Work task: Give back every entry in full, exactly as it reads.

___

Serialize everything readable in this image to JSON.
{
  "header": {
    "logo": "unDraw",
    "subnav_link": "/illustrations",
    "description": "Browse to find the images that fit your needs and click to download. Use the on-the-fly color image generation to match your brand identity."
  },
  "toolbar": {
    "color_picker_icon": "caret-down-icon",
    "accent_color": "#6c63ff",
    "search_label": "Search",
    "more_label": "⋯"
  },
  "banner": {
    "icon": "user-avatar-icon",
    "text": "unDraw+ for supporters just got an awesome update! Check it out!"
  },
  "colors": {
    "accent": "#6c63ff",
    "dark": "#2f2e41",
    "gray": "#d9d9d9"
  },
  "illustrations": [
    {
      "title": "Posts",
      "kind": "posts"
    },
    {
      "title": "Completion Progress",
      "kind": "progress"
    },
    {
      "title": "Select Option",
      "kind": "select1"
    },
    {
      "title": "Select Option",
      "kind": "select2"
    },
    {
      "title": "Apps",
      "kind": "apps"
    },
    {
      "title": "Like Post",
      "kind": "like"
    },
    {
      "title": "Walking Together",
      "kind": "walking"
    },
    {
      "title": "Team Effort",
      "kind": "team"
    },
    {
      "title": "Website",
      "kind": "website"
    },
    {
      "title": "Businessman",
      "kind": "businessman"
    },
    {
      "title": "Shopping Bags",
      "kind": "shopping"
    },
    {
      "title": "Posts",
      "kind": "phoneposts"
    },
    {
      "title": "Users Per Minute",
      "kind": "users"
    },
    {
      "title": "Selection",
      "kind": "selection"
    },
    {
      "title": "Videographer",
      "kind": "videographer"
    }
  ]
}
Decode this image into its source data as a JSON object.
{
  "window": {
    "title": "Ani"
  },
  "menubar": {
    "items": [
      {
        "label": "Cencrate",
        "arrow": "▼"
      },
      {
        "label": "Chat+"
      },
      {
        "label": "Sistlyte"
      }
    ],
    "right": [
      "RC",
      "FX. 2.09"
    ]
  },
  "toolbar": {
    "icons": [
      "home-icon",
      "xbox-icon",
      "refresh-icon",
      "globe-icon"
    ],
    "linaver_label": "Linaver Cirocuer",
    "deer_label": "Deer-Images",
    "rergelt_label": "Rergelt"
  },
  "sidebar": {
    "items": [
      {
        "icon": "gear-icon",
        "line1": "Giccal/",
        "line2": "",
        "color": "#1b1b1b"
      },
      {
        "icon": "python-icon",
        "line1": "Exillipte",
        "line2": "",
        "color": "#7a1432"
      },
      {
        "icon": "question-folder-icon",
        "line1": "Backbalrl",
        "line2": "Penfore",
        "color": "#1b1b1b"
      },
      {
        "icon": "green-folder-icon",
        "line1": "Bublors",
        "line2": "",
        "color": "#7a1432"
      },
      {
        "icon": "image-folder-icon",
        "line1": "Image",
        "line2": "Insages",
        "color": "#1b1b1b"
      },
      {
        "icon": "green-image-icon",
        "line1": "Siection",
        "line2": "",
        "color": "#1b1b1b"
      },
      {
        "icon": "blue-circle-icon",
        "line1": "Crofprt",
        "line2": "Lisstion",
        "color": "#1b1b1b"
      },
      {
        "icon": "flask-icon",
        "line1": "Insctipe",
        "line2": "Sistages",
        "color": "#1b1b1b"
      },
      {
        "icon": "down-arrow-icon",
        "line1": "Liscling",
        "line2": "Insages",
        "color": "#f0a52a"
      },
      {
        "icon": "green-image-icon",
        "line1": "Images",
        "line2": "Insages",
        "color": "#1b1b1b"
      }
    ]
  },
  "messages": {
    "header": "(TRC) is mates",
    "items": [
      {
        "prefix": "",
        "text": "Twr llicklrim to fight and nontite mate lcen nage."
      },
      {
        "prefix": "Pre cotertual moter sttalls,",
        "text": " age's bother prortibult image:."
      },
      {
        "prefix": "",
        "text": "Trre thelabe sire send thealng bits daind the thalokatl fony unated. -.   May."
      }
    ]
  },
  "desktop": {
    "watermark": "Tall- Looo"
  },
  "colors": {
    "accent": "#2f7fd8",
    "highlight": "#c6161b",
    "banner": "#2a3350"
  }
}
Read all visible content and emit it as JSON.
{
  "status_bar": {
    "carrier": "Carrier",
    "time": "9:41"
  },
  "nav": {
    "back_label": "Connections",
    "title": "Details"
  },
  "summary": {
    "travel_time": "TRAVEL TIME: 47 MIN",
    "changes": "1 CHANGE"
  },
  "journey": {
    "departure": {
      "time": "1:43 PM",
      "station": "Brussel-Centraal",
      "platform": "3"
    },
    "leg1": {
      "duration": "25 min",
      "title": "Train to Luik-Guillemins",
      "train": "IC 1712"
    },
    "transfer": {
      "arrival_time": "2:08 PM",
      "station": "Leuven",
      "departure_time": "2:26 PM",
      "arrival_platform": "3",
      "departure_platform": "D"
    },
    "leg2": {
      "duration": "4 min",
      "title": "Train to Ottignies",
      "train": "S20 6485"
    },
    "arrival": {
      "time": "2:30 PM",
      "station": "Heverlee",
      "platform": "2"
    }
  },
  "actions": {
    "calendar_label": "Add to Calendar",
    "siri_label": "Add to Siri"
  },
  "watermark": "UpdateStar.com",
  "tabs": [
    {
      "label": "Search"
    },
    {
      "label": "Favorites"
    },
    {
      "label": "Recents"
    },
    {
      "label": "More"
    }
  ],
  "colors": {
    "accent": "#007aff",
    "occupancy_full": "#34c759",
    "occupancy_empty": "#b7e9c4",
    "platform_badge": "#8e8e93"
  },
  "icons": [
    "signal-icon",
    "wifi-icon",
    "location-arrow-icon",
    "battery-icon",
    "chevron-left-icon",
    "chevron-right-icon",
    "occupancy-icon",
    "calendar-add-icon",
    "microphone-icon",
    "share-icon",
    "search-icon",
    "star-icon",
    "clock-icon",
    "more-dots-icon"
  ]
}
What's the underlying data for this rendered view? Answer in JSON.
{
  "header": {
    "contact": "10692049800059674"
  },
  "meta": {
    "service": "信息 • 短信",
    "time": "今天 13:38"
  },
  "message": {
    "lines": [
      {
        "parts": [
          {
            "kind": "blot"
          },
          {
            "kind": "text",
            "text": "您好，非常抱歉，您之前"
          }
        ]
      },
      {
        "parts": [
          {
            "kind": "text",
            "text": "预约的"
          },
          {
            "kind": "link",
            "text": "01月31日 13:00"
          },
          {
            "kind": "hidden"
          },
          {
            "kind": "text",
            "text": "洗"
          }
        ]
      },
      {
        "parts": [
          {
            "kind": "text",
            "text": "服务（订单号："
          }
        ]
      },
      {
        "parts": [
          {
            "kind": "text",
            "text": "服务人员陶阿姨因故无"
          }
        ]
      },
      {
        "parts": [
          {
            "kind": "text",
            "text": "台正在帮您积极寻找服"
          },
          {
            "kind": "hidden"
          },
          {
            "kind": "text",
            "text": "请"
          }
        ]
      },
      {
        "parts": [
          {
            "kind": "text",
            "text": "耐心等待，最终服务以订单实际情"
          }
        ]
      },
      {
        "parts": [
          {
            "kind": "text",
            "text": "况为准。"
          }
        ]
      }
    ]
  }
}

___

Final answer:
Serialize everything readable in this image to JSON.
{
  "header": {
    "logo": "unDraw",
    "subnav_link": "/illustrations",
    "description": "Browse to find the images that fit your needs and click to download. Use the on-the-fly color image generation to match your brand identity."
  },
  "toolbar": {
    "color_picker_icon": "caret-down-icon",
    "accent_color": "#6c63ff",
    "search_label": "Search",
    "more_label": "⋯"
  },
  "banner": {
    "icon": "user-avatar-icon",
    "text": "unDraw+ for supporters just got an awesome update! Check it out!"
  },
  "colors": {
    "accent": "#6c63ff",
    "dark": "#2f2e41",
    "gray": "#d9d9d9"
  },
  "illustrations": [
    {
      "title": "Posts",
      "kind": "posts"
    },
    {
      "title": "Completion Progress",
      "kind": "progress"
    },
    {
      "title": "Select Option",
      "kind": "select1"
    },
    {
      "title": "Select Option",
      "kind": "select2"
    },
    {
      "title": "Apps",
      "kind": "apps"
    },
    {
      "title": "Like Post",
      "kind": "like"
    },
    {
      "title": "Walking Together",
      "kind": "walking"
    },
    {
      "title": "Team Effort",
      "kind": "team"
    },
    {
      "title": "Website",
      "kind": "website"
    },
    {
      "title": "Businessman",
      "kind": "businessman"
    },
    {
      "title": "Shopping Bags",
      "kind": "shopping"
    },
    {
      "title": "Posts",
      "kind": "phoneposts"
    },
    {
      "title": "Users Per Minute",
      "kind": "users"
    },
    {
      "title": "Selection",
      "kind": "selection"
    },
    {
      "title": "Videographer",
      "kind": "videographer"
    }
  ]
}
Decode this image into its source data as a JSON object.
{
  "window": {
    "title": "Ani"
  },
  "menubar": {
    "items": [
      {
        "label": "Cencrate",
        "arrow": "▼"
      },
      {
        "label": "Chat+"
      },
      {
        "label": "Sistlyte"
      }
    ],
    "right": [
      "RC",
      "FX. 2.09"
    ]
  },
  "toolbar": {
    "icons": [
      "home-icon",
      "xbox-icon",
      "refresh-icon",
      "globe-icon"
    ],
    "linaver_label": "Linaver Cirocuer",
    "deer_label": "Deer-Images",
    "rergelt_label": "Rergelt"
  },
  "sidebar": {
    "items": [
      {
        "icon": "gear-icon",
        "line1": "Giccal/",
        "line2": "",
        "color": "#1b1b1b"
      },
      {
        "icon": "python-icon",
        "line1": "Exillipte",
        "line2": "",
        "color": "#7a1432"
      },
      {
        "icon": "question-folder-icon",
        "line1": "Backbalrl",
        "line2": "Penfore",
        "color": "#1b1b1b"
      },
      {
        "icon": "green-folder-icon",
        "line1": "Bublors",
        "line2": "",
        "color": "#7a1432"
      },
      {
        "icon": "image-folder-icon",
        "line1": "Image",
        "line2": "Insages",
        "color": "#1b1b1b"
      },
      {
        "icon": "green-image-icon",
        "line1": "Siection",
        "line2": "",
        "color": "#1b1b1b"
      },
      {
        "icon": "blue-circle-icon",
        "line1": "Crofprt",
        "line2": "Lisstion",
        "color": "#1b1b1b"
      },
      {
        "icon": "flask-icon",
        "line1": "Insctipe",
        "line2": "Sistages",
        "color": "#1b1b1b"
      },
      {
        "icon": "down-arrow-icon",
        "line1": "Liscling",
        "line2": "Insages",
        "color": "#f0a52a"
      },
      {
        "icon": "green-image-icon",
        "line1": "Images",
        "line2": "Insages",
        "color": "#1b1b1b"
      }
    ]
  },
  "messages": {
    "header": "(TRC) is mates",
    "items": [
      {
        "prefix": "",
        "text": "Twr llicklrim to fight and nontite mate lcen nage."
      },
      {
        "prefix": "Pre cotertual moter sttalls,",
        "text": " age's bother prortibult image:."
      },
      {
        "prefix": "",
        "text": "Trre thelabe sire send thealng bits daind the thalokatl fony unated. -.   May."
      }
    ]
  },
  "desktop": {
    "watermark": "Tall- Looo"
  },
  "colors": {
    "accent": "#2f7fd8",
    "highlight": "#c6161b",
    "banner": "#2a3350"
  }
}
Read all visible content and emit it as JSON.
{
  "status_bar": {
    "carrier": "Carrier",
    "time": "9:41"
  },
  "nav": {
    "back_label": "Connections",
    "title": "Details"
  },
  "summary": {
    "travel_time": "TRAVEL TIME: 47 MIN",
    "changes": "1 CHANGE"
  },
  "journey": {
    "departure": {
      "time": "1:43 PM",
      "station": "Brussel-Centraal",
      "platform": "3"
    },
    "leg1": {
      "duration": "25 min",
      "title": "Train to Luik-Guillemins",
      "train": "IC 1712"
    },
    "transfer": {
      "arrival_time": "2:08 PM",
      "station": "Leuven",
      "departure_time": "2:26 PM",
      "arrival_platform": "3",
      "departure_platform": "D"
    },
    "leg2": {
      "duration": "4 min",
      "title": "Train to Ottignies",
      "train": "S20 6485"
    },
    "arrival": {
      "time": "2:30 PM",
      "station": "Heverlee",
      "platform": "2"
    }
  },
  "actions": {
    "calendar_label": "Add to Calendar",
    "siri_label": "Add to Siri"
  },
  "watermark": "UpdateStar.com",
  "tabs": [
    {
      "label": "Search"
    },
    {
      "label": "Favorites"
    },
    {
      "label": "Recents"
    },
    {
      "label": "More"
    }
  ],
  "colors": {
    "accent": "#007aff",
    "occupancy_full": "#34c759",
    "occupancy_empty": "#b7e9c4",
    "platform_badge": "#8e8e93"
  },
  "icons": [
    "signal-icon",
    "wifi-icon",
    "location-arrow-icon",
    "battery-icon",
    "chevron-left-icon",
    "chevron-right-icon",
    "occupancy-icon",
    "calendar-add-icon",
    "microphone-icon",
    "share-icon",
    "search-icon",
    "star-icon",
    "clock-icon",
    "more-dots-icon"
  ]
}
What's the underlying data for this rendered view? Answer in JSON.
{
  "header": {
    "contact": "10692049800059674"
  },
  "meta": {
    "service": "信息 • 短信",
    "time": "今天 13:38"
  },
  "message": {
    "lines": [
      {
        "parts": [
          {
            "kind": "blot"
          },
          {
            "kind": "text",
            "text": "您好，非常抱歉，您之前"
          }
        ]
      },
      {
        "parts": [
          {
            "kind": "text",
            "text": "预约的"
          },
          {
            "kind": "link",
            "text": "01月31日 13:00"
          },
          {
            "kind": "hidden"
          },
          {
            "kind": "text",
            "text": "洗"
          }
        ]
      },
      {
        "parts": [
          {
            "kind": "text",
            "text": "服务（订单号："
          }
        ]
      },
      {
        "parts": [
          {
            "kind": "text",
            "text": "服务人员陶阿姨因故无"
          }
        ]
      },
      {
        "parts": [
          {
            "kind": "text",
            "text": "台正在帮您积极寻找服"
          },
          {
            "kind": "hidden"
          },
          {
            "kind": "text",
            "text": "请"
          }
        ]
      },
      {
        "parts": [
          {
            "kind": "text",
            "text": "耐心等待，最终服务以订单实际情"
          }
        ]
      },
      {
        "parts": [
          {
            "kind": "text",
            "text": "况为准。"
          }
        ]
      }
    ]
  }
}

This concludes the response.